Historical Edibles

Some historic remains may still be consumable now, or at least employed to generate a contemporary dish or consume.

Last 12 months, researchers from the Hebrew University of Jerusalem resurrected yeast cells recovered from historic pottery vessels. Imagined to be beer jugs primarily based on their designs, the vessels arrived from 4 archaeological websites concerning 5,000 and 2,000 years previous in present-working day Israel. Soon after awakening the dormant yeast and sequencing its genome, the researchers employed the fungi to brew beer. According to their 2019 mBio paper, associates of the Beer Judge Certification Program considered it drinkable, equivalent in coloration and aroma to English ale.

As for edibles, almost 500 cakes of historic butter have been observed in bogs of Ireland and Scotland. From at least the Bronze Age, approximately 5,000 years back, by means of the 18th century, persons in these places buried a kind of sour, extra-fatty butter in peat bogs.
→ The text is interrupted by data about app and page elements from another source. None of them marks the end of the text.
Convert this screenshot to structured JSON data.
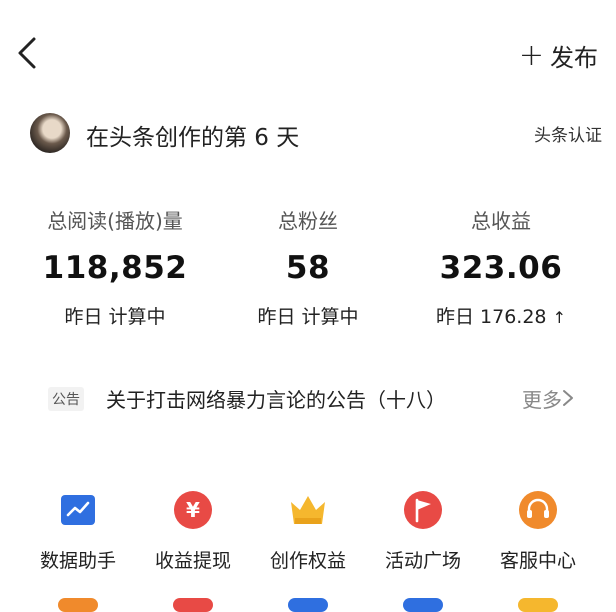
{
  "header": {
    "publish_plus": "+",
    "publish_label": "发布"
  },
  "profile": {
    "creator_text": "在头条创作的第 6 天",
    "cert_label": "头条认证"
  },
  "stats": [
    {
      "label": "总阅读(播放)量",
      "value": "118,852",
      "sub": "昨日 计算中"
    },
    {
      "label": "总粉丝",
      "value": "58",
      "sub": "昨日 计算中"
    },
    {
      "label": "总收益",
      "value": "323.06",
      "sub": "昨日 176.28",
      "sub_arrow": "↑"
    }
  ],
  "notice": {
    "tag": "公告",
    "text": "关于打击网络暴力言论的公告（十八）",
    "more": "更多"
  },
  "tools": [
    {
      "label": "数据助手",
      "icon": "data-chart-icon",
      "color": "#2f6fe0"
    },
    {
      "label": "收益提现",
      "icon": "yuan-coin-icon",
      "color": "#e84a45"
    },
    {
      "label": "创作权益",
      "icon": "crown-icon",
      "color": "#f5b72e"
    },
    {
      "label": "活动广场",
      "icon": "flag-icon",
      "color": "#e84a45"
    },
    {
      "label": "客服中心",
      "icon": "headset-icon",
      "color": "#f08a2c"
    }
  ],
  "colors": {
    "accent_blue": "#2f6fe0",
    "accent_red": "#e84a45",
    "accent_gold": "#f5b72e",
    "accent_orange": "#f08a2c"
  }
}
Scientists discussion the reasoning at the rear of butter burials — no matter if it was for ritual offerings, storage or taste growth.

What ever the rationale, microbial progress and decomposition was inhibited in the bogs — acidic, oxygen-very poor wetlands. Neglected butter cakes have lasted countless numbers of years and counting. Some are quite substantial, like a three,000-12 months-previous, seventy seven-pound chunk found out in 2009, and a 5,000-12 months-previous, a hundred-pounder observed in 2013.

Archaeologists keep the lavatory butter is theoretically edible, but suggest against it. Reportedly, a celeb chef sampled an historic morsel and Stephen Colbert pretended to on The Late Demonstrate.

More cautious, curious folks have experimentally buried samples for shorter time spans and provided them a consider. In an 1892 concern of The Journal of the Royal Modern society of Antiquaries of Ireland, the Rev. James O’Laverty wrote that butter submerged for six and 8 months “assumed the style more of cheese than of butter… an acquired style.” In 2012, foods researcher Ben Reade performed a equivalent experiment. Soon after a few months underground, tasters explained Reade’s butter as gamey, funky and pungent, like moss, animal or salami. Soon after a person and a 50 {d11068cee6a5c14bc1230e191cd2ec553067ecb641ed9b4e647acef6cc316fdd} years, Reade thought it “tasted genuinely very good.”

We’ll have to wait another three,000 years for the closing results.

Many thanks to Brown University archaeologist Zachary Dunseth for enter on this write-up.